Kenneth Knabe, Greater Cleveland’s Bicycle Accident & Safety Attorney representing fellow cyclists injured by unsafe drivers. Championing, advocating and supporting the bike community through bike sponsorships and bike safety education. Knabe, Brown & Szaller Co. LPA: 14222 Madison Avenue, Lakewood, Ohio 44107. Phone: 216 228 7200 . firstname.lastname@example.org www.brownandszaller.com
A bicycle is a vehicle under the Revised Code and cyclists can lawfully ride on most roads, except freeways or limited access roadways. Ohio law provides that a cyclist can ride on a sidewalk but cannot be confined to riding only on the sidewalk. Ohio Rev. Code §4511.711(A) (2016). Ohio provides that its state traffic laws do not prevent local authorities from the reasonable regulating of the operation of bicycles unless the regulation is fundamentally inconsistent with the state traffic laws. Ohio Rev. Code §4511.07(A)(8) (2006). Under this provision, many local ordinances prohibit riding on the sidewalk in a business district.
Since bicycles are considered vehicles, bicycles are lawfully allowed on almost all roads, and bicyclists cannot be confined to riding on the sidewalk. Many local ordinances prohibit riding on the sidewalk and many sidewalks contain hazards not found on the road.

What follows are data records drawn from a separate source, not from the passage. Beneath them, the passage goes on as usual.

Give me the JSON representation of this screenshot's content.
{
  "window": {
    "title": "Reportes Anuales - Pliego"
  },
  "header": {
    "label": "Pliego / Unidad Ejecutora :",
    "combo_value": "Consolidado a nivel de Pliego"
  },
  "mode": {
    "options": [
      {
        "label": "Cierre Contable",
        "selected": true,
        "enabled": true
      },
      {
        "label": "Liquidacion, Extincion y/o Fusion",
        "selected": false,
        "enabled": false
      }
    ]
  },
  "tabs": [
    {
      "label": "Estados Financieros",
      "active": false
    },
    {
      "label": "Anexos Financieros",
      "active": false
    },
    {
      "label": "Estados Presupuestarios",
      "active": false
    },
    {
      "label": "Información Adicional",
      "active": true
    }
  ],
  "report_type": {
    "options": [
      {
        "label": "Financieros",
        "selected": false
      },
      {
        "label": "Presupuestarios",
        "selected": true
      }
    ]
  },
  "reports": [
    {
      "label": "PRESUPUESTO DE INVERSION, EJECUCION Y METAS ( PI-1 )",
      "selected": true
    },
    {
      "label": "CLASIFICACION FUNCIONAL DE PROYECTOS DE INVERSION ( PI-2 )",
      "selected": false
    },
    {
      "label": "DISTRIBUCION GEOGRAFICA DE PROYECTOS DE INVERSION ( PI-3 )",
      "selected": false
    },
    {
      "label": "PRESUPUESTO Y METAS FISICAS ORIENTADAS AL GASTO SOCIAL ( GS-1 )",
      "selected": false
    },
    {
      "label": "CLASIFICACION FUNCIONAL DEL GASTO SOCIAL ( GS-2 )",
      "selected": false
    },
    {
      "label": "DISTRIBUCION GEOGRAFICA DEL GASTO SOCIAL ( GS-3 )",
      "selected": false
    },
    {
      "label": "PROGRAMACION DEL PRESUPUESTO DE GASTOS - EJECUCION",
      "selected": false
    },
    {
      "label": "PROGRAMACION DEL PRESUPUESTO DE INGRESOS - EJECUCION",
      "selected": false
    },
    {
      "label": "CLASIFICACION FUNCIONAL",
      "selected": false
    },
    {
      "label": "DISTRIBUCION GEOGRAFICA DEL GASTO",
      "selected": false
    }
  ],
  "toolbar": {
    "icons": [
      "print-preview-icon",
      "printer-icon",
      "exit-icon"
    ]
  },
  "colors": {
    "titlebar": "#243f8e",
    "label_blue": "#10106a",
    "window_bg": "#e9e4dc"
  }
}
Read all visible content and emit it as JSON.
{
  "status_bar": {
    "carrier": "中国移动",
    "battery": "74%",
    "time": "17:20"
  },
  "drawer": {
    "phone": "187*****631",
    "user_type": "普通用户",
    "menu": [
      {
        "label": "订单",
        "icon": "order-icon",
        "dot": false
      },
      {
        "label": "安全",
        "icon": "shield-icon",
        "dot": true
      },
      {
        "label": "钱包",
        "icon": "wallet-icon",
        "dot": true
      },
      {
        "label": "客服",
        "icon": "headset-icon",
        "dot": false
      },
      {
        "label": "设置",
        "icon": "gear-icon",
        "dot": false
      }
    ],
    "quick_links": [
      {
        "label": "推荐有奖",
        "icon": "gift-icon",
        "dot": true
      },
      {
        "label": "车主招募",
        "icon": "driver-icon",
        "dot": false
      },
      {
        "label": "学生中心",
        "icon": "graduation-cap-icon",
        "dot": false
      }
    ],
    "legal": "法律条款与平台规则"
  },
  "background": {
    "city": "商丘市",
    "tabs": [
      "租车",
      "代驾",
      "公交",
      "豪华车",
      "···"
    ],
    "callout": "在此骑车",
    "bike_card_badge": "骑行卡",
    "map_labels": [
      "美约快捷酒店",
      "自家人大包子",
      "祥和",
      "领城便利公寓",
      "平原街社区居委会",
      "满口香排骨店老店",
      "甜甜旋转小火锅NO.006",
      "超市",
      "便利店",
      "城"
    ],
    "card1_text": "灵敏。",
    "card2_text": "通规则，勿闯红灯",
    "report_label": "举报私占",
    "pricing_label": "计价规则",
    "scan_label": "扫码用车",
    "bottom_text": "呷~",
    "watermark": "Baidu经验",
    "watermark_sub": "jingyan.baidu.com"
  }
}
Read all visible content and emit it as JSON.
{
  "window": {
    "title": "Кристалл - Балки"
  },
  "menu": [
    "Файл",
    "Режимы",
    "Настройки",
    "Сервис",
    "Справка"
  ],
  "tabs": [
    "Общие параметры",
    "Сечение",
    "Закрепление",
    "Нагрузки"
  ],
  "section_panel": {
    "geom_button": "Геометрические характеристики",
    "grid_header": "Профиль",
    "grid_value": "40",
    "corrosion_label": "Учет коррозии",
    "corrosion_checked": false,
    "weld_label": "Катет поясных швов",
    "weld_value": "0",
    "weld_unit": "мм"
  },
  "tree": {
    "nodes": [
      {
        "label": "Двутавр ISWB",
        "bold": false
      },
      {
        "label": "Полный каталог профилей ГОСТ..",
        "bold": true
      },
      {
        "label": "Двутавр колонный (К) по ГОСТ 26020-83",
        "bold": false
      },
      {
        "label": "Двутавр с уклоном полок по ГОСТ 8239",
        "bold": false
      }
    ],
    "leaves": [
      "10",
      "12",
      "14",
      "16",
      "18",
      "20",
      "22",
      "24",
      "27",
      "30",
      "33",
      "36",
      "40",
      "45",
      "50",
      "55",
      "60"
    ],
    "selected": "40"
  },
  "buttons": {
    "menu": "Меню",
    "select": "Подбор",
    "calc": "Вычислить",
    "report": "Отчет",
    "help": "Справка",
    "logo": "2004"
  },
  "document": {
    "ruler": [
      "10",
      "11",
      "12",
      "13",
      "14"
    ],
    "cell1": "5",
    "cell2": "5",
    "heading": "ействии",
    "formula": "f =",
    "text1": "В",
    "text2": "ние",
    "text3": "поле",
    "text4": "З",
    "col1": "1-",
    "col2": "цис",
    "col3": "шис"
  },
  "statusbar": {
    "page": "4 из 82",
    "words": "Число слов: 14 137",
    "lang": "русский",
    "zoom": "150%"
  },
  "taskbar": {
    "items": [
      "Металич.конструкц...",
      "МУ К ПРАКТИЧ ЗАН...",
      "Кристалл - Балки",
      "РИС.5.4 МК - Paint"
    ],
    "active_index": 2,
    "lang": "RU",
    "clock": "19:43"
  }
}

Any defense that an injured cyclist should have been riding on the sidewalk should be legally and practically rejected.
As a “vehicle,” a cyclist must obey all traffic rules applicable to vehicles. Ohio Rev. Code §4501.01(A) (2016) and 4511.01(A) (2016). FYI: cyclists that follow traffic laws are in 75-80% fewer accidents. Also, cyclists following the traffic laws will have the right of way just like any other car or truck. A cyclist must stop at red lights and stop signs. Ohio Rev. Code §4511.43 (2004); yield to pedestrians on a sidewalk. Ohio Rev. Code §4511.441 (2004); use a specified front white activated light, rear red deflector and activated light, from sunset until sunrise. Ohio Rev.Code §4511.56 (2006); and ride in the direction of road traffic. Ohio Rev. Code §4511.25(A) and (C) (2006).
A cyclist must ride as near to the right side of the roadway as practicable and exercise due care when passing. However, a cyclist is not required to ride at the right edge of the roadway when it is unreasonable or unsafe because of surface objects, hazards or if the lane is so narrow that a car cannot safely pass the cyclist. Ohio Rev. Code §4511.55(A) and (C) (2006).
A cyclist must have a front white light and a rear red light activated from sundown to sunrise, when its foggy and when it rains. Ohio Rev. Code §§ 4511.56 and 4513.03.
Predictability is another component for keeping a cyclist safe. A cyclist should avoid weaving or sudden movements and should announce their intentions regarding movement with these mandated hand signals. Ohio Rev. Code §4511.40 (2004).
No points can be assessed to a cyclist who violates traffic laws unless the cyclist is riding under the influence. Ohio Rev. Code §4511.52 (2006). Often times, a police officer may inadvertently issue a traffic citation to a cyclist and fail to delineate it as a no point violation. Be aware and be careful on waiving a traffic ticket.
Ohio law does not mandate the wearing of a helmet, but some cities require helmets, especially for minors. It is generally legal for an adult to operate a bicycle without wearing a helmet but two-thirds or more of fatally injured bicyclists were not wearing helmets.
Ohio law allows cyclists to ride two abreast. Ohio Rev. Code §4511.55(B) (2006), but many local ordinances prohibit it. Query, are these laws fundamentally inconsistent with state law? Probably!
A great resource for bike laws and the dichotomies between local and state ordinances is contained in http://bikelaws.org/neo-bikelaws.htm.
Another very good resource is The OHIO DEPARTMENT OF TRANSPORTATION’ S CYCLING SMARTER GUIDE.